A 1919 letter written by Adolf Hitler that purports to be the first time he presented his efforts to eradicate Germany’s Jews will soon be available to the public.
Starting in July, the letter will be exhibited at the Simon Wiesenthal Center’s Museum of Tolerance in Los Angeles. It has been accessible only to historians.
Hitler wrote the letter well before his rise to power in Germany, but he had already outlined the government’s role in the extermination of the Jews.
“The anti-Semitism of reason must lead to a struggle for the legal battle to abrogate laws giving them favored positions, differentiating the Jew from other foreigners,” he wrote. “The final goal must be the removal of the Jews. To accomplish these goals, only a government of national power is capable and never a government of national weakness.”
Rabbi Marvin Hier, founder and dean of the Wiesenthal Center, called the document “the most important archive we have ever seen.”
The center had bought the letter for $150,000 after experts confirmed it was legitimate.
Addressed to an unknown “Gemlich,” the letter is typed but signed by Hitler. It will be exhibited at the museum along with a German army typewriter. Visitors will be able to see the original German letter along with an interactive translation.

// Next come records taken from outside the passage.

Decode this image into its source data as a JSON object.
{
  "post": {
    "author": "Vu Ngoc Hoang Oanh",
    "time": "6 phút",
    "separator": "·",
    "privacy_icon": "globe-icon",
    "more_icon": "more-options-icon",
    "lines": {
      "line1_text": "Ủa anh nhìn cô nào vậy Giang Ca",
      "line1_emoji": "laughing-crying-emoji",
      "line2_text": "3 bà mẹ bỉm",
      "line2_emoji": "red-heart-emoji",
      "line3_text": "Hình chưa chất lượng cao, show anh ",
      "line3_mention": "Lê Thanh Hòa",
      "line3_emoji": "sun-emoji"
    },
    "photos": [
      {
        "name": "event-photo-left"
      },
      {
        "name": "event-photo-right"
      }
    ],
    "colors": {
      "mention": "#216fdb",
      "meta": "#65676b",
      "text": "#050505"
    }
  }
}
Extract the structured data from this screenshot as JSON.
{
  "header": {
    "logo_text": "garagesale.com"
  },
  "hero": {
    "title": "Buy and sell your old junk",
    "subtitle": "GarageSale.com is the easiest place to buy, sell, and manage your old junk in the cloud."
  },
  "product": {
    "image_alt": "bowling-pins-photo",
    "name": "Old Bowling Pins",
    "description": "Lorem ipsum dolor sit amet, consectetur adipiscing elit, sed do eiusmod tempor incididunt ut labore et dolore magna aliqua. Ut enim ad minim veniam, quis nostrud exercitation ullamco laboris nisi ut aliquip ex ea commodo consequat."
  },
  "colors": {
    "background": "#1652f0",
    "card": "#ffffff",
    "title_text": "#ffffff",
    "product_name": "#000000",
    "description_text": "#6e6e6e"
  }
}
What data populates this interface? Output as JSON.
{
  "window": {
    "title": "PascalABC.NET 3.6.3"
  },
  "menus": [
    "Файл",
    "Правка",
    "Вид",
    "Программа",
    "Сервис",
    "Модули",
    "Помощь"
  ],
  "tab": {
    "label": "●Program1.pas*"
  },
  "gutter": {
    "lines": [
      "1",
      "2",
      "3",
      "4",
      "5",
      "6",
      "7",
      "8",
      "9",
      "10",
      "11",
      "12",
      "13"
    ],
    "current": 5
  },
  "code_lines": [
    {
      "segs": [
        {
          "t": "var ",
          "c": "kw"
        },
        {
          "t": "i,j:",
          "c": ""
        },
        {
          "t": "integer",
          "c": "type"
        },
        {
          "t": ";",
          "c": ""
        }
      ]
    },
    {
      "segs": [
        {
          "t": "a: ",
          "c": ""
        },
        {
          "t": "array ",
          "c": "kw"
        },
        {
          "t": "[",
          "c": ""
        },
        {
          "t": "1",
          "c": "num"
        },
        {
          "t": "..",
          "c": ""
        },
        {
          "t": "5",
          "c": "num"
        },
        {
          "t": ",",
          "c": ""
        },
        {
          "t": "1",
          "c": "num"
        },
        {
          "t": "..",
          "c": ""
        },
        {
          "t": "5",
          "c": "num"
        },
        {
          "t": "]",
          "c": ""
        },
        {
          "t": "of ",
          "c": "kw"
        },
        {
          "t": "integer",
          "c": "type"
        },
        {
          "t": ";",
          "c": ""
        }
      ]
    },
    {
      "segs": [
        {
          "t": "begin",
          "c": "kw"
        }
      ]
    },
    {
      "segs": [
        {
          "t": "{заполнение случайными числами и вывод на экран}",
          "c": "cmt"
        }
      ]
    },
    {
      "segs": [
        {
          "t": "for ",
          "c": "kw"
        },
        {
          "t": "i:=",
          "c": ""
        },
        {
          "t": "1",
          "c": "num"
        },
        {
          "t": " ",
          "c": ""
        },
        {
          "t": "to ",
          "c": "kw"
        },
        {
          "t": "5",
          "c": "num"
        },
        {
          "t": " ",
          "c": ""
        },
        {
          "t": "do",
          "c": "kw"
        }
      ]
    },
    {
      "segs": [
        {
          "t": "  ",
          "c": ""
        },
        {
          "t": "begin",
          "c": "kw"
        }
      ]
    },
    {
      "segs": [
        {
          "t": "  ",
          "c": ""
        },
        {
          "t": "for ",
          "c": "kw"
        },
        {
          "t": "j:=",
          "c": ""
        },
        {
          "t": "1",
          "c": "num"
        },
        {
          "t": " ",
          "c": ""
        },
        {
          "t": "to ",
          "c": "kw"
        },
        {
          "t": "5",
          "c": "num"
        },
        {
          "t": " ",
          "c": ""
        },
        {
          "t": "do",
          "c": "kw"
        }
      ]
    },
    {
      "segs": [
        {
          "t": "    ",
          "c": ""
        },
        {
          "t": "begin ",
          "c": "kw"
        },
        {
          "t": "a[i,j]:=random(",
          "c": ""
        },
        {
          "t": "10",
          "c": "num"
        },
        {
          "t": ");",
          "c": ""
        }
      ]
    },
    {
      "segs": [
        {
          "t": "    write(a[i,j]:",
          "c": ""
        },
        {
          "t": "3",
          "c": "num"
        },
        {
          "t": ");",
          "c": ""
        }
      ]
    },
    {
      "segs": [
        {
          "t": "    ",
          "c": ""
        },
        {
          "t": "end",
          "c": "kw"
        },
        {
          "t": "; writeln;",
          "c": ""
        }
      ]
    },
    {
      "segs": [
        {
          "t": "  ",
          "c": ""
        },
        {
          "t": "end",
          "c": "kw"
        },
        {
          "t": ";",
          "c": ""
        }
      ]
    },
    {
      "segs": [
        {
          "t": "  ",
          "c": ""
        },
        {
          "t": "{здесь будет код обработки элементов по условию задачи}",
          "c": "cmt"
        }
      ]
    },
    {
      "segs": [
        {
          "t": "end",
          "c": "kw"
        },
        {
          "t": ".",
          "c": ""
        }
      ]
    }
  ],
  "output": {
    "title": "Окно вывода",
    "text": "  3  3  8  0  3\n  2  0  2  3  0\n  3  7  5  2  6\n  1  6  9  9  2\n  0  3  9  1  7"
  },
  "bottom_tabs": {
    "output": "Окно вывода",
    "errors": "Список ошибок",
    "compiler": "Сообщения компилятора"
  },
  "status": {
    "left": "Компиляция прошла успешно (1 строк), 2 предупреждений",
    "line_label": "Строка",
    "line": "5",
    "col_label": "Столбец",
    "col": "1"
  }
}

An American soldier found the letter in a Nazi archive near Nuremberg in 1945. Since then it has been traded from dealer to dealer, often sold for sums as large as $270,000.